■ EXERCISE PROMPT ■
In the data below, find every line with the string "JSON" and pull it out.

■ EXTRACTED MATERIAL ■
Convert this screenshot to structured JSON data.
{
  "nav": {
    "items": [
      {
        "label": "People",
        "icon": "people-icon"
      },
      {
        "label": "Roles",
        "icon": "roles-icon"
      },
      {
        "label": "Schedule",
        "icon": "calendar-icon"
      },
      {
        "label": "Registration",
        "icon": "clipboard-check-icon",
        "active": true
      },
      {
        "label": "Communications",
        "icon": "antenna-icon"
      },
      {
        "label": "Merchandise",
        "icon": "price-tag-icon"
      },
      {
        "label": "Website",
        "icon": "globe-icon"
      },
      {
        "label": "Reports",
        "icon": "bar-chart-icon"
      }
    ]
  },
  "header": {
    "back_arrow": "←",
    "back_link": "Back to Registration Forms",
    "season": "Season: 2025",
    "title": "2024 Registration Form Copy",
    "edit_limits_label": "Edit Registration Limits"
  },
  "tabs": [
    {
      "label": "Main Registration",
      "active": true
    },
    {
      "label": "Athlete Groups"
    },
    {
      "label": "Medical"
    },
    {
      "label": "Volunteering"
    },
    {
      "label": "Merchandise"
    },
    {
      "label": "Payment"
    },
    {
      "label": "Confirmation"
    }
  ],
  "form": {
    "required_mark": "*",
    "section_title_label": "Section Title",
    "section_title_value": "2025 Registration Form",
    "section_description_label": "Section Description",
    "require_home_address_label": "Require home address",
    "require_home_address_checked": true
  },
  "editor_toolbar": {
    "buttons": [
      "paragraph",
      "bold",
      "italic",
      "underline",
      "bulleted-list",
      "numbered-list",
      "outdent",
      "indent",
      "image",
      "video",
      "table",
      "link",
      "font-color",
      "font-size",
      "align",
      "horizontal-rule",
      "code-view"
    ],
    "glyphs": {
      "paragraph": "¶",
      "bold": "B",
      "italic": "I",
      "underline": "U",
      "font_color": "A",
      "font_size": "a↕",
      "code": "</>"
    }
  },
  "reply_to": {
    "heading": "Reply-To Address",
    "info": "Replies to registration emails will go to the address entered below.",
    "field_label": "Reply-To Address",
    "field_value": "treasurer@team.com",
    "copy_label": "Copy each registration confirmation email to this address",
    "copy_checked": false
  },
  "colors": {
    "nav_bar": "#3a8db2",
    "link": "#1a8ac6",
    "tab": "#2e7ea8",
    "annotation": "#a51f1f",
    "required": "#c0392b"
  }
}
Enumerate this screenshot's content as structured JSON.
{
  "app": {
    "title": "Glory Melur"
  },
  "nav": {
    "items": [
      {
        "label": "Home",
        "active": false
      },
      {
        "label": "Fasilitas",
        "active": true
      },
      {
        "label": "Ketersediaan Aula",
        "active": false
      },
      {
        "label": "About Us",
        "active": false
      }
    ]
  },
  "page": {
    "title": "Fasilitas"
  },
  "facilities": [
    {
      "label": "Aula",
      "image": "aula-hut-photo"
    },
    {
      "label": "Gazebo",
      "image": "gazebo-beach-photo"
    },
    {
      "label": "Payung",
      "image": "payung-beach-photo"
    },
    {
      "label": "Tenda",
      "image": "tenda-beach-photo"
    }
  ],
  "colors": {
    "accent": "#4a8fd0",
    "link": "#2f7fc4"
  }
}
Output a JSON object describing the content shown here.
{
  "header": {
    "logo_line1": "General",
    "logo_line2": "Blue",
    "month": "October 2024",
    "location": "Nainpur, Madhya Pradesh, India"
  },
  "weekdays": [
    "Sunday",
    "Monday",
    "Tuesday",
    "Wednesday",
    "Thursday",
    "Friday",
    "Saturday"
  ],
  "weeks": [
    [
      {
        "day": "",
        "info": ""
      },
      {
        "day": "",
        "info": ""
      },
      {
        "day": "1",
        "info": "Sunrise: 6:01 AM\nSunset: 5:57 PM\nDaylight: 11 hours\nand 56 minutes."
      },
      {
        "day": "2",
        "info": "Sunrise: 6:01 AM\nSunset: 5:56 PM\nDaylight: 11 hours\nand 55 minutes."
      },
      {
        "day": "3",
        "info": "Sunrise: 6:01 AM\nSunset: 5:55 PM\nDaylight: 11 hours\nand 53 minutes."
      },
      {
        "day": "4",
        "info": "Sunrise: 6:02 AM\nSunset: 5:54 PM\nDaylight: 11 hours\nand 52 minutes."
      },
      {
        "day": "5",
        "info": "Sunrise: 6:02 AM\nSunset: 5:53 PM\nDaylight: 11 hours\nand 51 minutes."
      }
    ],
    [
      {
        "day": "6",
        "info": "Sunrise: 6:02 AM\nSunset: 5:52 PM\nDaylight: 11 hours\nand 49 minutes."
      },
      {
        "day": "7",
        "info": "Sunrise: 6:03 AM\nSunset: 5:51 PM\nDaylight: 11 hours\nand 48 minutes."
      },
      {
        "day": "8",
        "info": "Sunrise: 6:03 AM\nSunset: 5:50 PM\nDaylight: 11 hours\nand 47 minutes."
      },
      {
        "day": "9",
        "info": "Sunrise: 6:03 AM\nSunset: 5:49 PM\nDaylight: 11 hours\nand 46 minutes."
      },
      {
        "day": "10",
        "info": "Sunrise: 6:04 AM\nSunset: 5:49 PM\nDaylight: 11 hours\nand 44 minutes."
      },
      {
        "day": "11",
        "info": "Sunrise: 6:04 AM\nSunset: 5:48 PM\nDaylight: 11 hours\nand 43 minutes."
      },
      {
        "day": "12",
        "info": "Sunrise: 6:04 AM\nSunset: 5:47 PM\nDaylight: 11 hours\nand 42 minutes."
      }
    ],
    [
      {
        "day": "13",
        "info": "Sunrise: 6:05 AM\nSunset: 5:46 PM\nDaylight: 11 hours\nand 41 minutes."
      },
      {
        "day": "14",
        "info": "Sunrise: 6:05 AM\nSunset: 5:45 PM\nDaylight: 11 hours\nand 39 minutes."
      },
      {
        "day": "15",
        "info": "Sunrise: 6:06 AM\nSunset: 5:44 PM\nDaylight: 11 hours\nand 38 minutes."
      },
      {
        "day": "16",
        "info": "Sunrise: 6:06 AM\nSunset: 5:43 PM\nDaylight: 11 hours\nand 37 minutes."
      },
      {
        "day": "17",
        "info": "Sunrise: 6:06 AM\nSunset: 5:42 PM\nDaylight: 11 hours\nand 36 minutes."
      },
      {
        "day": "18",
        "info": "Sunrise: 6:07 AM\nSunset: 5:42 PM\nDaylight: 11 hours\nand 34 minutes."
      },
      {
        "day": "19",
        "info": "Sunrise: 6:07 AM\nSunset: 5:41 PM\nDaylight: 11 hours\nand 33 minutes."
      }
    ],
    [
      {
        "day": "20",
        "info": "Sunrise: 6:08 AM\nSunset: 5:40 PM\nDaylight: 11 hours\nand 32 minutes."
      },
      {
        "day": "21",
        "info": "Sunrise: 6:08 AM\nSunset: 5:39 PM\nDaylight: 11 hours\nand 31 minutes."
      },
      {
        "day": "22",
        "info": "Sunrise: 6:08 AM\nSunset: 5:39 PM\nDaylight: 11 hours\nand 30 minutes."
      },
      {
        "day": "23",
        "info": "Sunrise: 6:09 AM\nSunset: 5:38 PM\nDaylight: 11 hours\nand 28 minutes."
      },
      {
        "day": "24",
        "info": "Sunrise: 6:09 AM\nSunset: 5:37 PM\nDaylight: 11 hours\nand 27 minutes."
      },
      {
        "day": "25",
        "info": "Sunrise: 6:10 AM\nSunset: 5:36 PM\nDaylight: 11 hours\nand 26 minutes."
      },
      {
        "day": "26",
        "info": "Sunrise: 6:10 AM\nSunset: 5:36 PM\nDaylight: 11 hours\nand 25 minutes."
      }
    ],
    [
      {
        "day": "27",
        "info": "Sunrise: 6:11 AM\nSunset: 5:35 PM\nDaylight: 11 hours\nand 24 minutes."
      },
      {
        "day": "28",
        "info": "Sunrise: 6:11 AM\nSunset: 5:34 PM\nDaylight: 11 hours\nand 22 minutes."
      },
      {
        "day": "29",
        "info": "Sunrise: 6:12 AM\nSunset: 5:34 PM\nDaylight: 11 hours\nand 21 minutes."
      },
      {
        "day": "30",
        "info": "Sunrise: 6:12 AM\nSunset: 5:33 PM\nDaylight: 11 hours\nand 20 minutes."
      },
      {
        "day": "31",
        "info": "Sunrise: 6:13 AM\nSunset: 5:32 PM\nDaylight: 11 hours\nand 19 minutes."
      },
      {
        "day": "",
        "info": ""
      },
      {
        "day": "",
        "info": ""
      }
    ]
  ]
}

■ EXPECTED OUTPUT ■
Convert this screenshot to structured JSON data.
Enumerate this screenshot's content as structured JSON.
Output a JSON object describing the content shown here.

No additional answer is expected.